How Online English Teachers Can Adapt to Changes in Chinese Law

By
October 11, 2021

China, a huge marketplace for English language instruction, has seen dramatic changes in its education system this past summer. New policies have affected private tutoring, which has made it necessary for online English teachers to adapt to changes in Chinese law. Though the online teaching market has been disrupted, the change also brings new opportunities as well as a reminder of the importance of being well-equipped to stand out in the online ESL field.

What are the legislation changes in China impacting the online teaching industry?

In late July, China launched new legislation dubbed “double reduction.” The main changes put a stop to after-school tutoring on weekends or during holidays and also prevent online teachers based outside of China from tutoring Chinese students. This has affected hundreds of thousands of English teachers worldwide. In fact, a recent BridgeUniverse webinar estimates that about 500,000 online teachers are adapting to these changes to the tutoring industry in China.

Two other key components of “double reduction” include no longer allowing for-profit companies to teach China’s school curricula and blocking foreign investors from holding stakes in firms offering these lessons.

How does this affect foreign teachers?

The education changes in China are vast, as English language professionals are now looking at teaching with non-Chinese online ESL companies or at transitioning to freelance English teaching.

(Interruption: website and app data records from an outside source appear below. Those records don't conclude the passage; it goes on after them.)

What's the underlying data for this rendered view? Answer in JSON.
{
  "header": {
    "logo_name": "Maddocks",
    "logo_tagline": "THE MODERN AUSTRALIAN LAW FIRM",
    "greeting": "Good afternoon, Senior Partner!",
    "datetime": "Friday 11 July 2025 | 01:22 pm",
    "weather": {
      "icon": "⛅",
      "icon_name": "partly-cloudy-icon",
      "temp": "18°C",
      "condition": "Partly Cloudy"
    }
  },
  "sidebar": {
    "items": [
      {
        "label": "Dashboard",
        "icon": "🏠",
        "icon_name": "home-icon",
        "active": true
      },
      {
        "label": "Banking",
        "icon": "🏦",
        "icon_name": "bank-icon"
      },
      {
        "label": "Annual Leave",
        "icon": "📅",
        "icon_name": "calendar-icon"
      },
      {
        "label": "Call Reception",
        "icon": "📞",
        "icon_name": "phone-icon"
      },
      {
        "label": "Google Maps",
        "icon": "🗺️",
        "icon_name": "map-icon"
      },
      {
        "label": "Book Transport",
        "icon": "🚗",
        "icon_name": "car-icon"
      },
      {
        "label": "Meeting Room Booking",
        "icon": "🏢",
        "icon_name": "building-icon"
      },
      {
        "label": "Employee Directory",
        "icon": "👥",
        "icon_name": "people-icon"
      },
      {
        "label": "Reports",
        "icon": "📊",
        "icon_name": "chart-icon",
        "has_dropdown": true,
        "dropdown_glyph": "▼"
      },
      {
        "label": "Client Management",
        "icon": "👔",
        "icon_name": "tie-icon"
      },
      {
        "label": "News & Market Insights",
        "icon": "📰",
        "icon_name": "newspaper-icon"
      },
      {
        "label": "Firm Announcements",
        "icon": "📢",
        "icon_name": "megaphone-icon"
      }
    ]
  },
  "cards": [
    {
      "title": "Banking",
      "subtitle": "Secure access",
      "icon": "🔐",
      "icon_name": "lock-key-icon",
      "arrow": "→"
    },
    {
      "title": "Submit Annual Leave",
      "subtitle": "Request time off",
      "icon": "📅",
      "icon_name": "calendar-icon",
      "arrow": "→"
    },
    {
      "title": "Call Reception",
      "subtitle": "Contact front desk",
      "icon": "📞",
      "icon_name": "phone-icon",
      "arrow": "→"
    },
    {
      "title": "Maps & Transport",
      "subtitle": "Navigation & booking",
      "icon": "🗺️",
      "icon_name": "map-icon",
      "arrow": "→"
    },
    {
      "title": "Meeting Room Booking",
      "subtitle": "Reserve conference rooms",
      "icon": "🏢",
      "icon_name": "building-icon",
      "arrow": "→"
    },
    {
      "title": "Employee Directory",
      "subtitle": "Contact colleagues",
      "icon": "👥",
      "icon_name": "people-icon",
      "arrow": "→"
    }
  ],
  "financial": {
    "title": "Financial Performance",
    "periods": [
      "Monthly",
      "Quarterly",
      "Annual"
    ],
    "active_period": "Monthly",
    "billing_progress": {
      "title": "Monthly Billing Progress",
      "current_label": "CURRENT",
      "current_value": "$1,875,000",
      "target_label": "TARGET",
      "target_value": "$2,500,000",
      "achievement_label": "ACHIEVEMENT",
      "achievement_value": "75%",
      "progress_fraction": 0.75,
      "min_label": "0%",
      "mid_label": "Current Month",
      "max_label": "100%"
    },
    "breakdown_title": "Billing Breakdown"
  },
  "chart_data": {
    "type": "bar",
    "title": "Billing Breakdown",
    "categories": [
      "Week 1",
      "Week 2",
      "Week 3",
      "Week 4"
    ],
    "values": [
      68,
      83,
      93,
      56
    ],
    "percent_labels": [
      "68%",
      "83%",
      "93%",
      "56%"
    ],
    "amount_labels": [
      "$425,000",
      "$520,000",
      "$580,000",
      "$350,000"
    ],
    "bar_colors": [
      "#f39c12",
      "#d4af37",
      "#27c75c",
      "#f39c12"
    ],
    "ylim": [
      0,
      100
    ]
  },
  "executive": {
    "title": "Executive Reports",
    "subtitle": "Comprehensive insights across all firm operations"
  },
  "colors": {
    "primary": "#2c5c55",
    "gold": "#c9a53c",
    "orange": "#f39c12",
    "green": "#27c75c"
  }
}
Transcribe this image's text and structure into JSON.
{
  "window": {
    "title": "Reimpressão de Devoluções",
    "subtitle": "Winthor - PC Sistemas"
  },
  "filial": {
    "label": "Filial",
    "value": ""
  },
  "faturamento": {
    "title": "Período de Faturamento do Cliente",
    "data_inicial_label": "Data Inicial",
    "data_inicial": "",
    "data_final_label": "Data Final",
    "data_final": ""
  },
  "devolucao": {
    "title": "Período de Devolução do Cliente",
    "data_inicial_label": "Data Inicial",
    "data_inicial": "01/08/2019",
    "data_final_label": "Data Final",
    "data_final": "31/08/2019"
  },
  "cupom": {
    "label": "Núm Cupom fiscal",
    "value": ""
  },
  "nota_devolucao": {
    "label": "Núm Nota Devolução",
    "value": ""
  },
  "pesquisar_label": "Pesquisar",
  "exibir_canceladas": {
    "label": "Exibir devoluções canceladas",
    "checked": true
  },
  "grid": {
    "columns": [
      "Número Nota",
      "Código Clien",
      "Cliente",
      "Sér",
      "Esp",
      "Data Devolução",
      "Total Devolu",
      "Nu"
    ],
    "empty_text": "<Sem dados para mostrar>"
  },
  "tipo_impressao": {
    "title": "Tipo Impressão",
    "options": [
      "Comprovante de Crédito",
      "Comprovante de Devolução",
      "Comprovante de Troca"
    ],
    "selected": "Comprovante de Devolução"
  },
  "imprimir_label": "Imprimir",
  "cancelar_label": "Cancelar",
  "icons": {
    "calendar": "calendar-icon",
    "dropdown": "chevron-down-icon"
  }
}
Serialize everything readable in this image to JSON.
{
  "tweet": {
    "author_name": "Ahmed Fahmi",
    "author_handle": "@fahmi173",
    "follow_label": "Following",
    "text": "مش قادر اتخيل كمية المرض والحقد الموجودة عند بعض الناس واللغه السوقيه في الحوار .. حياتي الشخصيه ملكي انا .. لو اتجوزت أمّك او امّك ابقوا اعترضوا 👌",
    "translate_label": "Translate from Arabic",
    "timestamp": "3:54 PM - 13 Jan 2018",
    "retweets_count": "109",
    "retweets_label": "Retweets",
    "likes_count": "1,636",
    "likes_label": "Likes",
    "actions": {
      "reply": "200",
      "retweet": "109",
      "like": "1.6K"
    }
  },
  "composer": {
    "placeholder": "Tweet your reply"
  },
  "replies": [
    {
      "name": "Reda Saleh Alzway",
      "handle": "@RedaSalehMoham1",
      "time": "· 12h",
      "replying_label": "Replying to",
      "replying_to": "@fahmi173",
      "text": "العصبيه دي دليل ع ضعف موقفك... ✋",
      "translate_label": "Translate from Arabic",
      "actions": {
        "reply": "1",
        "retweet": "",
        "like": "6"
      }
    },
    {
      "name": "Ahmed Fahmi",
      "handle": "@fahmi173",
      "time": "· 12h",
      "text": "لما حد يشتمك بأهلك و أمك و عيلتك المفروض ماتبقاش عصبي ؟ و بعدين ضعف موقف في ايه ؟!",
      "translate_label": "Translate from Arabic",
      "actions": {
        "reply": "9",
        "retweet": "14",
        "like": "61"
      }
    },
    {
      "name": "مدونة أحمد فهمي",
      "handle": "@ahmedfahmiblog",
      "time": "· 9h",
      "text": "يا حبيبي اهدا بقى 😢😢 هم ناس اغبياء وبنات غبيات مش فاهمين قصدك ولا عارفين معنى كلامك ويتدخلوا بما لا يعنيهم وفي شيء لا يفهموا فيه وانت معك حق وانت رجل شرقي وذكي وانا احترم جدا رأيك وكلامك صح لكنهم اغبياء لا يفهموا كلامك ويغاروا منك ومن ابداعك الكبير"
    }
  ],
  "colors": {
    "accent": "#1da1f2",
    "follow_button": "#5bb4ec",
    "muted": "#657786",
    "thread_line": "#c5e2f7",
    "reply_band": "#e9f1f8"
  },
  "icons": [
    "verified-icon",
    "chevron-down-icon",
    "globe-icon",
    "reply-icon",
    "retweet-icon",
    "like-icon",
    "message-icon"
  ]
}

A number of popular online companies are shutting down now and will continue to do so over the next year. For example, according to Bloomberg, TikTok-owner ByteDance Ltd. has implemented major changes in Guagua Long, Qingbei, and GoGoKid, all edtech products. GoGoKid, which focused on ESL tutoring, has completely shut down because of the new set of harsh Chinese rules. The other two apps, Guagua Long and Qingbei, have shifted towards coding and art.

While online English teachers adapt to these changes, it’s important to note that they will see a more competitive market. Many veteran teachers will undoubtedly be joined in their job search by a crop of new teachers, so having the best possible credentials will be more crucial for job seekers than ever.

How to teach online – should I work with a company or for myself?

online English teacher in Argentina
Online ESL teacher Lisa teaches business students virtually with Learnlight, an online tutoring company based in London.

How can online English teachers adapt to these changes in Chinese law?

In this new professional landscape, it’s important to be aware of how to stand out and get hired for the right position. Here are five of the best ways online English teachers can set themselves apart.

1. Get certified

Focusing on the best qualifications is key in this market. If you’re new to the ELT field, you can take Bridge’s 240-hour TEFL/TESOL Master Certificate + Teaching English Online certification. This course offers the ultimate career flexibility, as it qualifies you to teach English worldwide and online.

On the other hand, experienced teachers can opt for a Specialized Certificate in Teaching English Online. This course will help you set yourself apart as a teacher and covers all of the skills you need to teach in the virtual classroom. You’ll learn about the latest technology and digital teaching tools, how to plan lessons for online classes, strategies for teaching online students with different learning styles, and more.

2. Polish your resume

It’s very important that your TEFL/TESOL resume stands out to hiring managers. Make sure you list all of your previous experience in detail, and mention all certifications you have. Bridge offers digital badges for completed courses, which you can include on your resume as an extra touch as well.

Get more tips for making a stand-out online teacher resume – plus, see a sample resume!

Digital nomad Margarida working in a co-working space in Athens, Greece
Digital nomad Margarida runs her own online ESL business.

3. Use marketplaces

A marketplace for teaching English online is a platform that connects ESL students and teachers. A marketplace will essentially work as a middleman, as it will handle payment transfers and other bureaucratic hurdles – for a commission, of course!

You will need to be very independent and disciplined if you use a marketplace, but there are perks like setting your own hourly rate and schedule.

4. Work for yourself

Another option is working as an independent, freelance English teacher. You’ll need to find your own online students and handle all financial matters, but you’ll have complete freedom over the students you teach, the materials you use. and the hourly rates you charge, without any sort of fees that using a marketplace entails.

5. Look into non-Chinese companies

As aforesaid, there’ll be a lot of competition, but quality certifications and a good resume will give you a great shot when applying to teach with an ESL company. Here’s a list of 10 non-Chinese online ESL companies.

Want to teach English from home? Here are some job tips for teaching English online.

In a recent video, Bridge grad and former Bridge webinar guest Rachel Story also explored a large number of platforms online teachers (such as herself) can use while navigating changes to the online teaching market in China.

Get more tips from Rachel in the “Expert Series” BridgeUniverse webinar.

As online English teachers adapt to changes in Chinese law and the disruptions in the field of online ESL teaching, they can also look forward to new opportunities created, including with companies outside China and for “teacherpreneurs” ready to take the reins of their career. So get certified, polish that resume, and you’ll be prepared with the right tools to succeed in the virtual classroom.

Prepare to ace your TEFL/TESOL interview with this list of common online English teaching job interview questions and how to answer them.